Out of a desire to facilitate such consistent usage, I have decided to create a daily devotional that pairs each item and explanation in the Small Catechism with passages from the corresponding section of the Large Catechism. I am now in the process of arranging the content accordingly, as well as preparing questions to prompt meditation—within one’s own mind, through journaling, or perhaps in conversation with others—and brief accompanying prayers, all of which I am posting each morning at http://twitter.com/LutherCatechism. Since Luther did not include Confession as a distinct topic in the Large Catechism, those readings will instead come from relevant portions of his 1537 personal confession of faith, the Smalcald Articles, which was also included in the Book of Concord in 1580.
I began the daily tweets on October 1, so it is not too late to start following them and get caught up. The material will be spread out over twenty-six weeks, such that it can be covered in its entirety twice per year; by comparison, Lutheran pastors in the sixteenth century routinely preached on the Catechism as many as four times per year. I am omitting later additions to the Small Catechism that were likewise left out of the 1580 Book of Concord; these include Andreas Osiander’s 1531 insertion regarding “The Office of the Keys,” as well as “Christian Questions with Their Answers,” which debuted in 1551, five years after Luther’s death.
Luther strongly recommended memorizing not only the basic texts themselves, but also his short explanations in the Small Catechism. I encourage taking his advice, either as an initial step or over the course of the first six months. One helpful discipline for cementing the words in the mind is to recite the six chief parts in their entirety on a weekly basis—for example, the Ten Commandments on Monday, the Apostles’ Creed on Tuesday, the Lord’s Prayer on Wednesday, Holy Baptism on Thursday, Confession on Friday, and the Sacrament of the Altar on Saturday; perhaps appending “Christian Questions with Their Answers” on Sunday, as preparation for receiving the Lord’s Supper.
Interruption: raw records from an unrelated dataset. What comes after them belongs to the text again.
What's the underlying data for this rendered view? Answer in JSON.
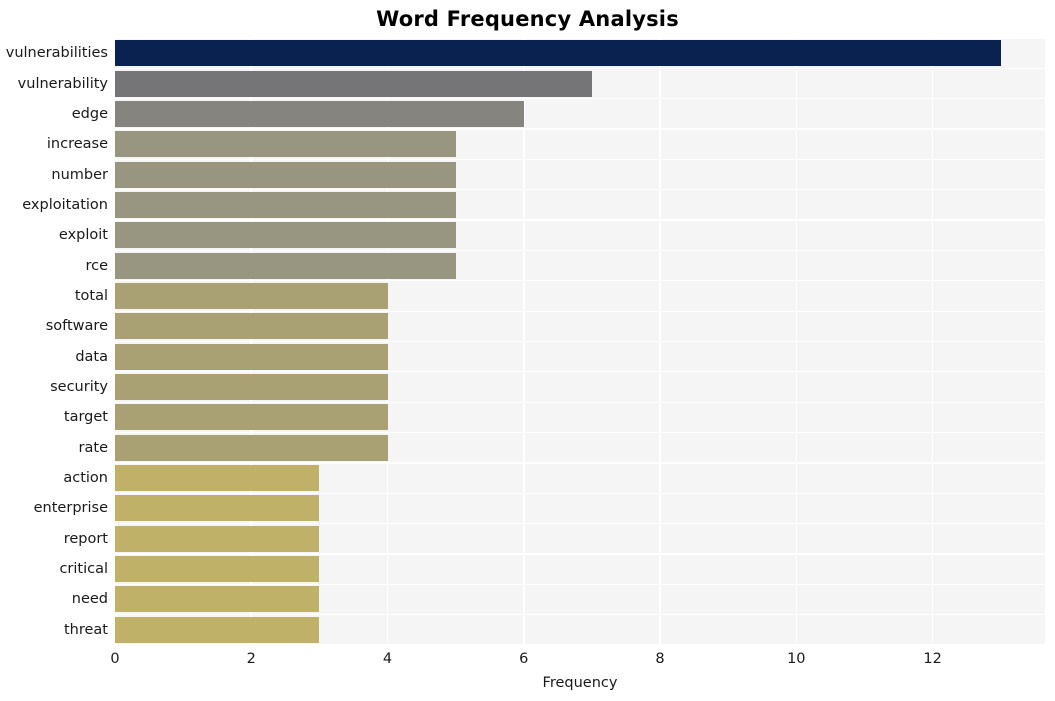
{
  "chart_data": {
    "type": "bar",
    "orientation": "horizontal",
    "title": "Word Frequency Analysis",
    "xlabel": "Frequency",
    "ylabel": "",
    "xlim": [
      0,
      13.65
    ],
    "xticks": [
      0,
      2,
      4,
      6,
      8,
      10,
      12
    ],
    "grid": true,
    "legend": null,
    "categories": [
      "vulnerabilities",
      "vulnerability",
      "edge",
      "increase",
      "number",
      "exploitation",
      "exploit",
      "rce",
      "total",
      "software",
      "data",
      "security",
      "target",
      "rate",
      "action",
      "enterprise",
      "report",
      "critical",
      "need",
      "threat"
    ],
    "values": [
      13,
      7,
      6,
      5,
      5,
      5,
      5,
      5,
      4,
      4,
      4,
      4,
      4,
      4,
      3,
      3,
      3,
      3,
      3,
      3
    ],
    "bar_colors": [
      "#0a2250",
      "#757578",
      "#86847e",
      "#989581",
      "#989581",
      "#989581",
      "#989581",
      "#989581",
      "#a9a173",
      "#a9a173",
      "#a9a173",
      "#a9a173",
      "#a9a173",
      "#a9a173",
      "#bfb167",
      "#bfb167",
      "#bfb167",
      "#bfb167",
      "#bfb167",
      "#bfb167"
    ],
    "plot_background": "#f5f5f6",
    "grid_color": "#ffffff",
    "figure_background": "#ffffff",
    "text_color": "#1a1a1a"
  }
}
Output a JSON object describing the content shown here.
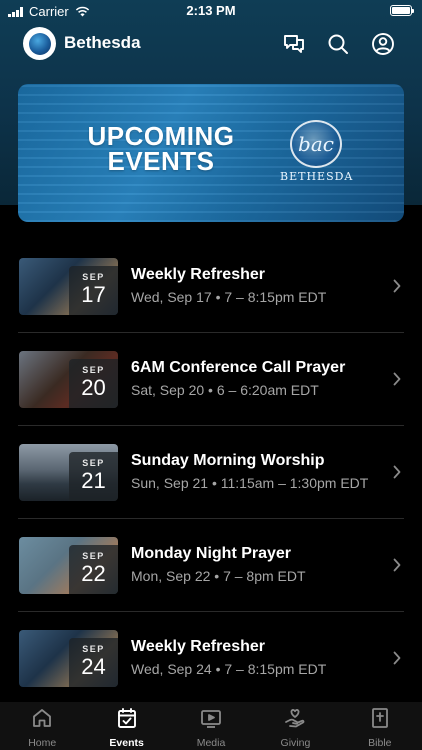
{
  "status_bar": {
    "carrier": "Carrier",
    "time": "2:13 PM"
  },
  "header": {
    "app_name": "Bethesda"
  },
  "banner": {
    "title_line1": "UPCOMING",
    "title_line2": "EVENTS",
    "emblem_text": "bac",
    "brand": "BETHESDA"
  },
  "events": [
    {
      "month": "SEP",
      "day": "17",
      "title": "Weekly Refresher",
      "subtitle": "Wed, Sep 17 • 7 – 8:15pm EDT",
      "thumbnail": "bible"
    },
    {
      "month": "SEP",
      "day": "20",
      "title": "6AM Conference Call Prayer",
      "subtitle": "Sat, Sep 20 • 6 – 6:20am EDT",
      "thumbnail": "car"
    },
    {
      "month": "SEP",
      "day": "21",
      "title": "Sunday Morning Worship",
      "subtitle": "Sun, Sep 21 • 11:15am – 1:30pm EDT",
      "thumbnail": "mountain"
    },
    {
      "month": "SEP",
      "day": "22",
      "title": "Monday Night Prayer",
      "subtitle": "Mon, Sep 22 • 7 – 8pm EDT",
      "thumbnail": "hands"
    },
    {
      "month": "SEP",
      "day": "24",
      "title": "Weekly Refresher",
      "subtitle": "Wed, Sep 24 • 7 – 8:15pm EDT",
      "thumbnail": "bible"
    }
  ],
  "tab_bar": {
    "active": "Events",
    "tabs": [
      {
        "label": "Home",
        "icon": "home-icon"
      },
      {
        "label": "Events",
        "icon": "calendar-check-icon"
      },
      {
        "label": "Media",
        "icon": "play-icon"
      },
      {
        "label": "Giving",
        "icon": "hand-heart-icon"
      },
      {
        "label": "Bible",
        "icon": "bible-cross-icon"
      }
    ]
  },
  "colors": {
    "background": "#000000",
    "header_gradient": "#0f3d55",
    "banner_blue": "#2a86c2",
    "muted_text": "#a6a6a6",
    "tab_inactive": "#8a8a8a"
  }
}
My hope is eventually to publish the results of this labor of love as a book. The project is dedicated to my wife, Irene, my partner in all things, but especially in training up our children in the way they should go (Proverbs 22:6); and to those children, Timothy and Cristina, to whom I have sought to teach The Lutheran Catechism in a simple way throughout their lives. May God richly bless them and all who use this resource as they read, mark, learn, and inwardly digest the truths of His holy Word, and then put them into practice as followers of the Lord Jesus Christ in the power of the Holy Spirit!
Jon Alan Schmidt is a professional engineer, amateur philosopher, and LCMS layman who lives in Olathe, Kansas and is a member of Redeemer Lutheran Church.